Isn’t That Clever
A Philosophical Account of Humor and Comedy
New Books in AnthropologyNew Books in Arts & LettersNew Books in LanguageNew Books in Literary StudiesNew Books in PhilosophyNew Books in Politics & SocietyNew Books Network August 6, 2018 Robert Talisse
Humor and its varied manifestations—jesting joking around, goofing, lampooning, and so on—pervade the human experience and are plausibly regarded as necessary features of interpersonal interactions. As one would expect, these pervasive phenomena occasion philosophical questions. What renders some item or event humorous? Are funny jokes objectively so? As humor is a mode of interacting with others, can it be deployed irresponsibly? Can it be harmful and impermissible? What is the relation between humor and comedy? What is a comedian?
In Isn’t That Clever: A Philosophical Account of Humor and Comedy (Routledge 2018), Steven Gimbel presents a philosophical account of humor. He develops a view according to which an act is humorous if and only if it is a conspicuous, intentional act of playful cleverness.
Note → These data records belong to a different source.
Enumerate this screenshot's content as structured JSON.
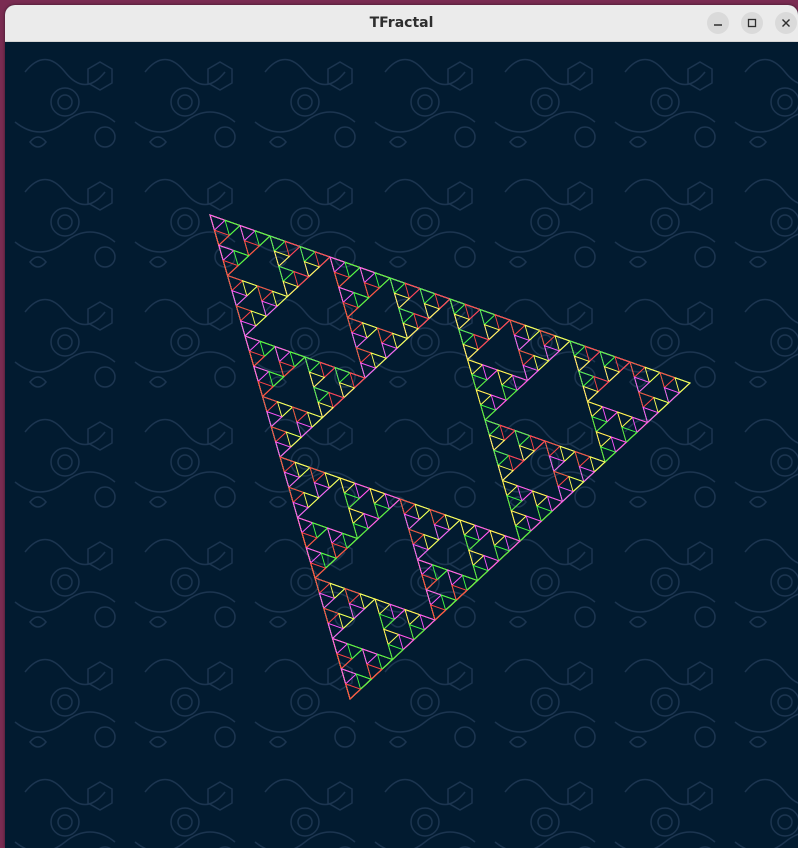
{
  "window": {
    "title": "TFractal",
    "controls": {
      "minimize": "minimize-icon",
      "maximize": "maximize-icon",
      "close": "close-icon"
    }
  },
  "canvas": {
    "background_color": "#021b30",
    "pattern_color": "#1c3550",
    "fractal": {
      "type": "sierpinski-triangle",
      "orientation": "inverted",
      "depth": 5,
      "palette": [
        "#ff4444",
        "#44ff44",
        "#4488ff",
        "#ffff55",
        "#ff55ff",
        "#55ffff",
        "#ffffff",
        "#ff9933",
        "#9955ff",
        "#33ff99"
      ]
    }
  }
}
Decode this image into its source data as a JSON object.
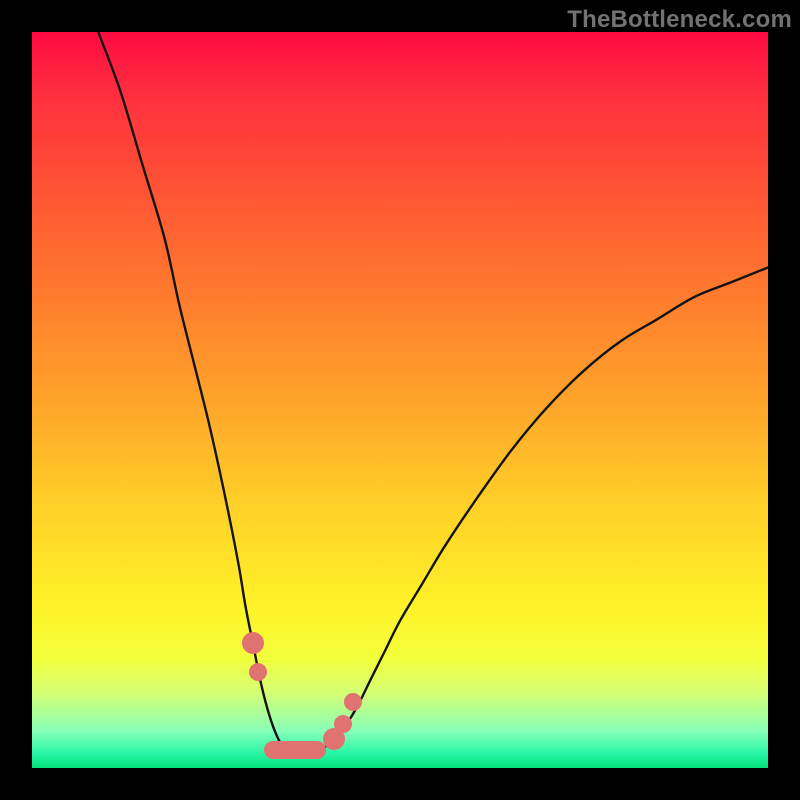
{
  "watermark": "TheBottleneck.com",
  "colors": {
    "curve": "#141414",
    "marker": "#e17272",
    "frame": "#000000"
  },
  "chart_data": {
    "type": "line",
    "title": "",
    "xlabel": "",
    "ylabel": "",
    "xlim": [
      0,
      100
    ],
    "ylim": [
      0,
      100
    ],
    "grid": false,
    "series": [
      {
        "name": "bottleneck-curve",
        "x": [
          9,
          12,
          15,
          18,
          20,
          22,
          24,
          26,
          28,
          29,
          30,
          31,
          32,
          33,
          34,
          35,
          36,
          37,
          38,
          40,
          42,
          44,
          46,
          48,
          50,
          53,
          56,
          60,
          65,
          70,
          75,
          80,
          85,
          90,
          95,
          100
        ],
        "y": [
          100,
          92,
          82,
          72,
          63,
          55,
          47,
          38,
          28,
          22,
          17,
          12,
          8,
          5,
          3,
          2,
          2,
          2,
          2,
          3,
          5,
          8,
          12,
          16,
          20,
          25,
          30,
          36,
          43,
          49,
          54,
          58,
          61,
          64,
          66,
          68
        ]
      }
    ],
    "markers": {
      "name": "highlighted-points",
      "points": [
        {
          "x": 30.0,
          "y": 17
        },
        {
          "x": 30.7,
          "y": 13
        },
        {
          "x": 41.0,
          "y": 4
        },
        {
          "x": 42.2,
          "y": 6
        },
        {
          "x": 43.6,
          "y": 9
        }
      ],
      "bar": {
        "x_start": 31.5,
        "x_end": 40.0,
        "y": 2.5
      }
    }
  }
}
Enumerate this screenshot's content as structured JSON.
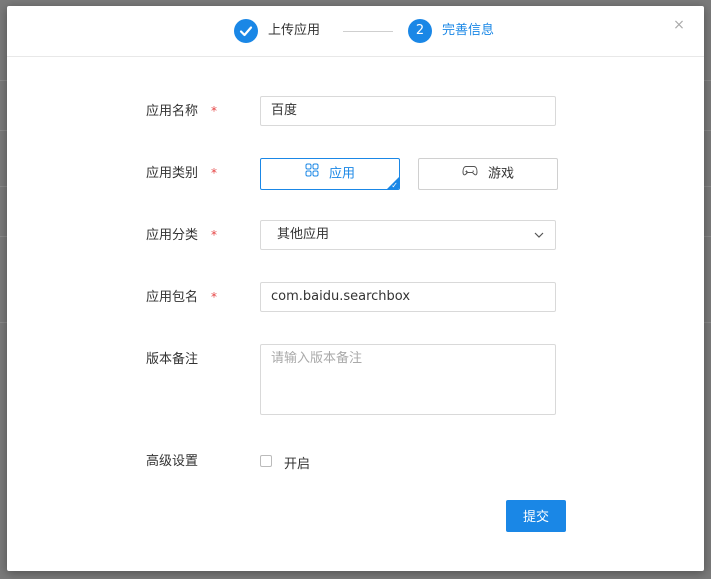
{
  "steps": [
    {
      "index": "✓",
      "label": "上传应用",
      "state": "done"
    },
    {
      "index": "2",
      "label": "完善信息",
      "state": "active"
    }
  ],
  "close_label": "×",
  "form": {
    "app_name": {
      "label": "应用名称",
      "required": "*",
      "value": "百度"
    },
    "app_type": {
      "label": "应用类别",
      "required": "*",
      "options": [
        {
          "label": "应用",
          "icon": "grid-icon",
          "selected": true
        },
        {
          "label": "游戏",
          "icon": "gamepad-icon",
          "selected": false
        }
      ]
    },
    "app_category": {
      "label": "应用分类",
      "required": "*",
      "value": "其他应用"
    },
    "package_name": {
      "label": "应用包名",
      "required": "*",
      "value": "com.baidu.searchbox"
    },
    "version_note": {
      "label": "版本备注",
      "placeholder": "请输入版本备注"
    },
    "advanced": {
      "label": "高级设置",
      "checkbox_label": "开启",
      "checked": false
    }
  },
  "submit_label": "提交",
  "colors": {
    "accent": "#1a87e6",
    "required": "#e64545"
  }
}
This account of humor then enables Gimbel to address a full palate of questions concerning jokes and comedy.